Then there’s Anakin. I’m sure Jake Lloyd tried his best, but almost every moment with him plays like the more cartoony patches of HOME ALONE. Worse than Lloyd’s child actor mannerisms is the fact there is no real hint, besides some enigmatic musings of Yoda and Mace Windu, that he’ll amount to anything we recognize as Darth Vader. He’s the most cheerful of kids, and again it should be dropped on Lucas’ doorstep that when Anakin gets the news he’ll be going to become a Jedi his reaction is, literally, “Yippee.”

Finally, fatally, the plot holes. While this entry is a lot talkier and politically minded than the first trilogy, this script’s main weakness is not plotting but logic. Specifically, there are two holes that so dramatically mar the action it’s hard not to feel like Joe Eszterhas got a hold of Lucas’ word processor. When Anakin returns to Naboo with Qui-Gon and Obi-Wan, he’s taken into the heat of danger, and only then told by Qui-Gon to find a safe place to ride out the battle. This begs the obvious question, why bring Anakin to Naboo at all? Why not leave him on Coruscant with Yoda while the older Jedi’s save the day? Because Lucas got lazy as a writer and he couldn’t abandon the child character he’s so desperate to use to connect with the youngsters of this generation. That may sound jealous, i.e. that the movie is not aimed at those of us who first loved it in 1977, but it isn’t. This is tragically bad writing that breaks the carefully spun spell of Lucas’ universe. In the past he’s always been so careful to create logically and believably flowing stories. Of course, on the previous three installments, he wasn’t the sole writer. Here’s hoping with EPISODE TWO and THREE he’ll hire a writing partner. Wait though — this isn’t the worst.

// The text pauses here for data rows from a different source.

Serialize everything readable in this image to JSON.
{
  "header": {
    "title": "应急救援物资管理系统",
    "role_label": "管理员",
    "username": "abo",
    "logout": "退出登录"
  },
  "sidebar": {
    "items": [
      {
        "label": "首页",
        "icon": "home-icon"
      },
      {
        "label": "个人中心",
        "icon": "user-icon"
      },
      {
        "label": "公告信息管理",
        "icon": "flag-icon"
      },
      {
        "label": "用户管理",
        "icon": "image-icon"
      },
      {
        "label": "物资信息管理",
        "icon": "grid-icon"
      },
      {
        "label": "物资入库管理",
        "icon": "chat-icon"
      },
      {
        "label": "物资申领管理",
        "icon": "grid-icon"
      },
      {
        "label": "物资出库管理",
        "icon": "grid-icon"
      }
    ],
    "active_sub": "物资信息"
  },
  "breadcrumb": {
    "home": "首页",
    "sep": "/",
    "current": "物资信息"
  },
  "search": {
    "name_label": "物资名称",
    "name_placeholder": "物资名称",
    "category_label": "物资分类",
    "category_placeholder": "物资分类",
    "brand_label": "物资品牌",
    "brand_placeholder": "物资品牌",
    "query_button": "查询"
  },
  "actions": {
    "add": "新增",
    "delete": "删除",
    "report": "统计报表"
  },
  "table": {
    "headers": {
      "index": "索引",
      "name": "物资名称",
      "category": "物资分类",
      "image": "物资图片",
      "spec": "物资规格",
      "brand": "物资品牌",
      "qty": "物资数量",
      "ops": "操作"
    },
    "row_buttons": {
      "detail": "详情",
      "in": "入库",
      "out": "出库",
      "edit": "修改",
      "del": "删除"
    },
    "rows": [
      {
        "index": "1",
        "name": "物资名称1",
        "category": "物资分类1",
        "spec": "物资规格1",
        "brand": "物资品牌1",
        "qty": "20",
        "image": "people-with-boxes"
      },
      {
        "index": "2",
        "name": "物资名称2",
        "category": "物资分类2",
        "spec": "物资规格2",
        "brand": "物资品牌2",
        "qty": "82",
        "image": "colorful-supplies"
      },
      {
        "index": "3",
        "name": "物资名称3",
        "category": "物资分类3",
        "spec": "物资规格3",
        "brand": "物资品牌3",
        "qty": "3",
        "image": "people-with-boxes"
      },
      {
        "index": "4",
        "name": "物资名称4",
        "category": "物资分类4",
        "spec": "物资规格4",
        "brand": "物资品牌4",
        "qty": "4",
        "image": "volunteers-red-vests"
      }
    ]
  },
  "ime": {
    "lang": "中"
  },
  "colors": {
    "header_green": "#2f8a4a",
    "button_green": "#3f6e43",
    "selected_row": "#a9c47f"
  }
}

To be fair, if you haven’t seen it, I can’t tell you the worse point. I’ll just say this: If Luke had destroyed the Death Star by accident in the original STAR WARS, there would have been no EMPIRE striking back. The fact Lucas toiled for so many years and left such gaping holes in his work is truly discouraging.

It’s a weird place to be, in a world where there’s an episode in that mythic saga that is no good, but here it is. It’s like waking up in a mirror universe, where right is wrong and those you love become those you hate. It’s disorienting in a sharply specific but also elusive way. On seeing some of the choices Lucas made with his creation, I now wonder if he ever understood what he had in the first place.

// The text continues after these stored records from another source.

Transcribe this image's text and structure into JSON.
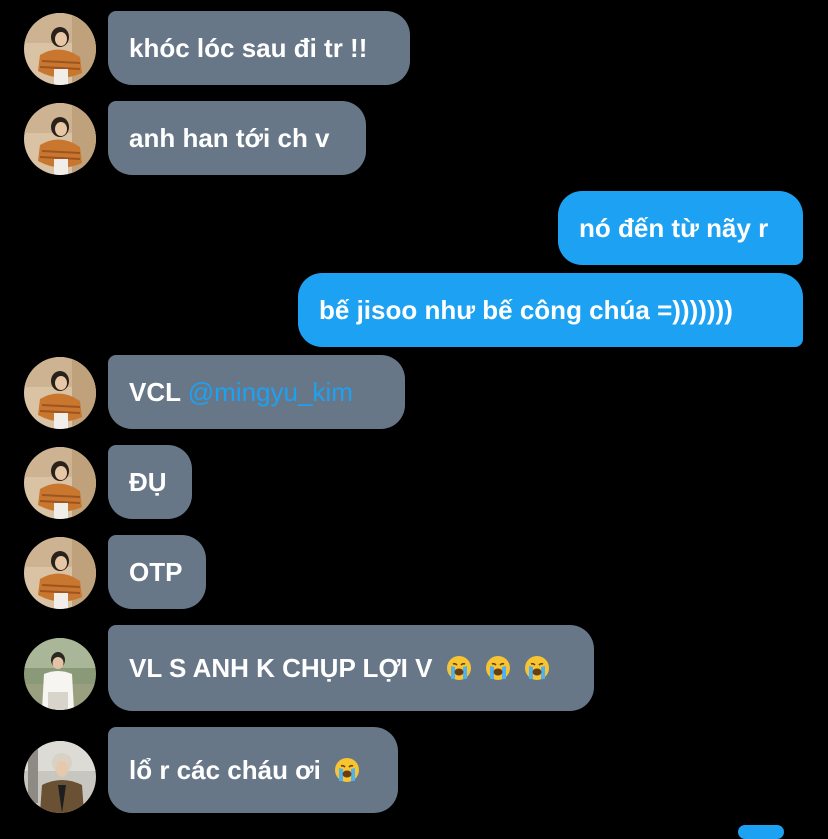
{
  "colors": {
    "background": "#000000",
    "incoming_bubble": "#677788",
    "outgoing_bubble": "#1da1f2",
    "mention": "#1da1f2"
  },
  "messages": [
    {
      "direction": "incoming",
      "avatar": "avatar-girl-photo",
      "text": "khóc lóc sau đi tr !!"
    },
    {
      "direction": "incoming",
      "avatar": "avatar-girl-photo",
      "text": "anh han tới ch v"
    },
    {
      "direction": "outgoing",
      "text": "nó đến từ nãy r"
    },
    {
      "direction": "outgoing",
      "text": "bế jisoo như bế công chúa =)))))))"
    },
    {
      "direction": "incoming",
      "avatar": "avatar-girl-photo",
      "text": "VCL ",
      "mention": "@mingyu_kim"
    },
    {
      "direction": "incoming",
      "avatar": "avatar-girl-photo",
      "text": "ĐỤ"
    },
    {
      "direction": "incoming",
      "avatar": "avatar-girl-photo",
      "text": "OTP"
    },
    {
      "direction": "incoming",
      "avatar": "avatar-man-white-shirt",
      "text": "VL S ANH K CHỤP LỢI V",
      "emojis": [
        "loudly-crying-face",
        "loudly-crying-face",
        "loudly-crying-face"
      ]
    },
    {
      "direction": "incoming",
      "avatar": "avatar-man-brown-coat",
      "text": "lổ r các cháu ơi",
      "emojis": [
        "loudly-crying-face"
      ]
    }
  ]
}
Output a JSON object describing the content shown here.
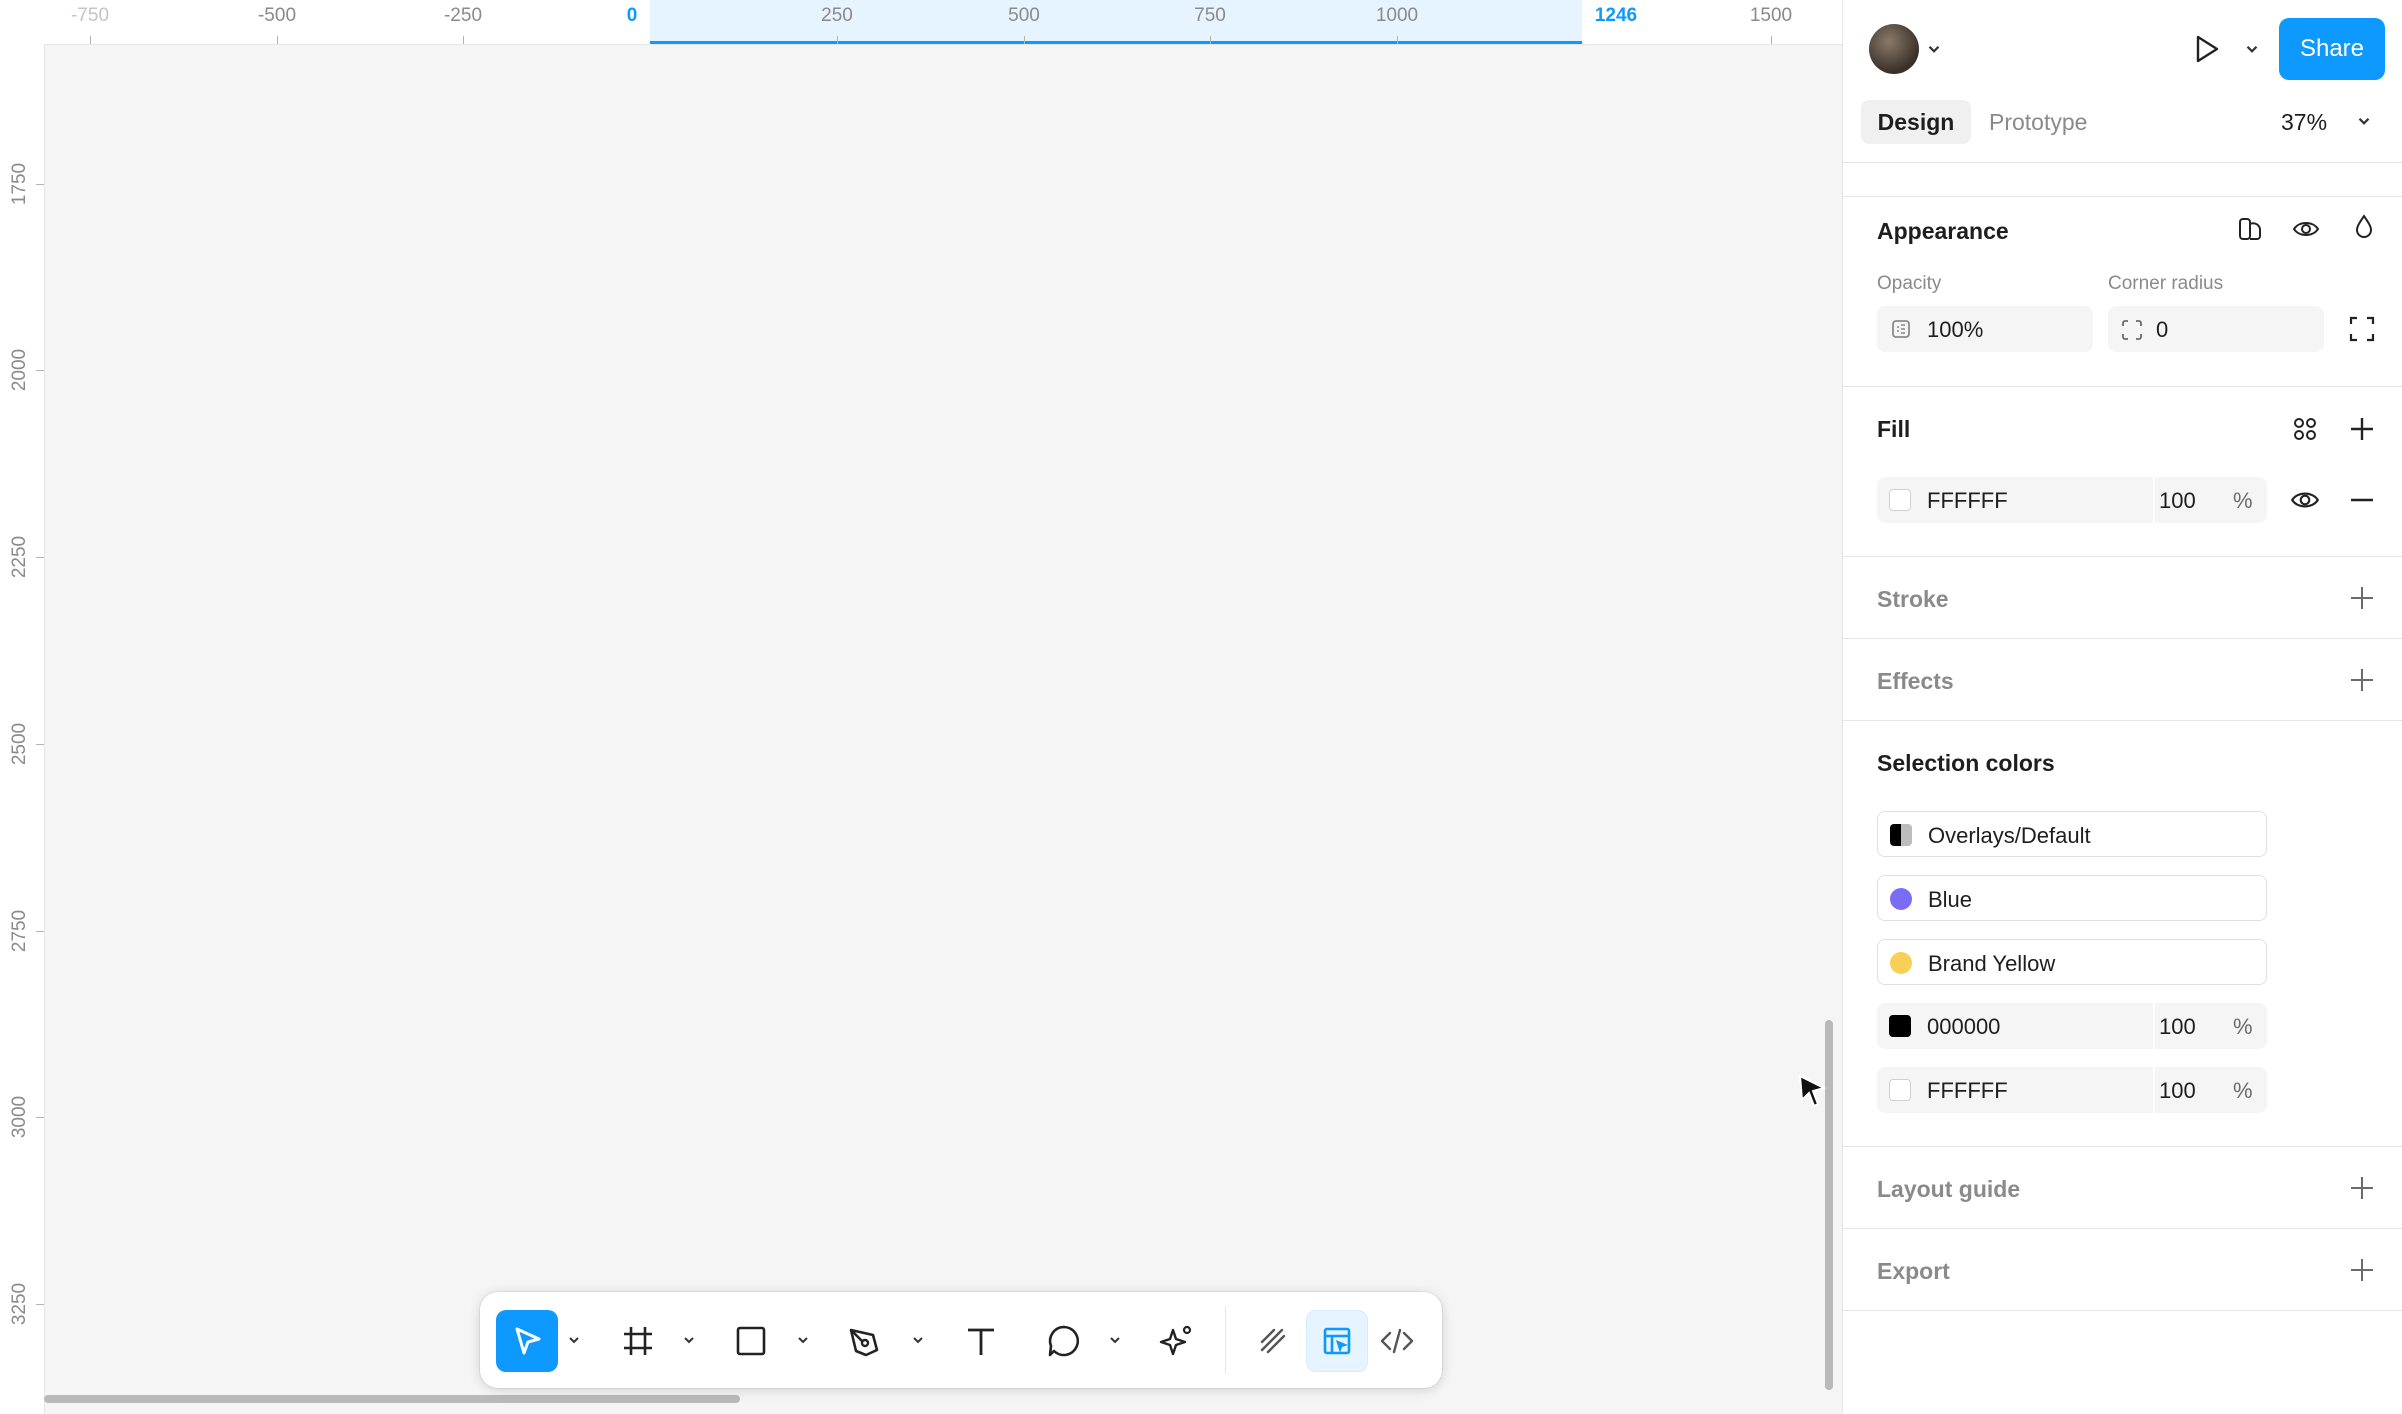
{
  "ruler": {
    "top_labels": [
      "-750",
      "-500",
      "-250",
      "0",
      "250",
      "500",
      "750",
      "1000",
      "1246",
      "1500"
    ],
    "left_labels": [
      "1750",
      "2000",
      "2250",
      "2500",
      "2750",
      "3000",
      "3250"
    ]
  },
  "toolbar": {
    "tools": [
      "move-tool",
      "frame-tool",
      "rectangle-tool",
      "pen-tool",
      "text-tool",
      "comment-tool",
      "actions-tool"
    ],
    "modes": [
      "draw-mode",
      "design-mode",
      "dev-mode"
    ],
    "active_tool": "move-tool",
    "active_mode": "design-mode"
  },
  "header": {
    "share_label": "Share",
    "zoom": "37%"
  },
  "tabs": {
    "design": "Design",
    "prototype": "Prototype"
  },
  "appearance": {
    "title": "Appearance",
    "opacity_label": "Opacity",
    "opacity_value": "100%",
    "radius_label": "Corner radius",
    "radius_value": "0"
  },
  "fill": {
    "title": "Fill",
    "hex": "FFFFFF",
    "opacity": "100",
    "pct": "%"
  },
  "sections": {
    "stroke": "Stroke",
    "effects": "Effects",
    "layout_guide": "Layout guide",
    "export": "Export"
  },
  "selection_colors": {
    "title": "Selection colors",
    "items": [
      {
        "label": "Overlays/Default",
        "color": "#000000"
      },
      {
        "label": "Blue",
        "color": "#7b6cf6"
      },
      {
        "label": "Brand Yellow",
        "color": "#f9cf58"
      },
      {
        "label": "000000",
        "opacity": "100",
        "pct": "%",
        "color": "#000000"
      },
      {
        "label": "FFFFFF",
        "opacity": "100",
        "pct": "%",
        "color": "#ffffff"
      }
    ]
  },
  "colors": {
    "accent": "#0d99ff",
    "canvas": "#f5f5f5"
  }
}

In recent weeks, as in recent years, he’s talked of the fans of his WARS in much the same way someone would speak of an irritation. He stressed to remind them it’s only a movie, a harmless Saturday afternoon children’s lark. Well, bullshit, and he knows it. I’m not saying the mythological and religious undertones in the classic trilogy could form the basis of a real religion, as Frances Ford Coppola tried to convince Lucas in the late 1970s, but he’s talked at length about the carefully constructed values and messages he wove into his work. It’s no accident Yoda is a most beloved teacher. Lucas created him that way. It’s not in doubt when Obi-Wan says several times in STAR WARS, “Trust your feelings Luke.” It’s no chance event Lucas read Joseph Campbell’s HERO WITH A THOUSAND FACES before setting to work some 25 years ago. He meant for STAR WARS to be more than a popcorn movie, and he succeeded brilliantly. What he has done to his saga now, we’ll only fully know after EPISODES TWO and THREE come out, but for the first time I look to the future with fear, and a little anger.

I can thank Lucas, Yoda and Obi-Wan that I know not to let those emotions dominate my destiny.

Score: 5/10

Feel like arguing about this? Come over to my Letterboxd page and let’s fight. Or, if you only have time for 140 characters, find me on Twitter at @JettJergens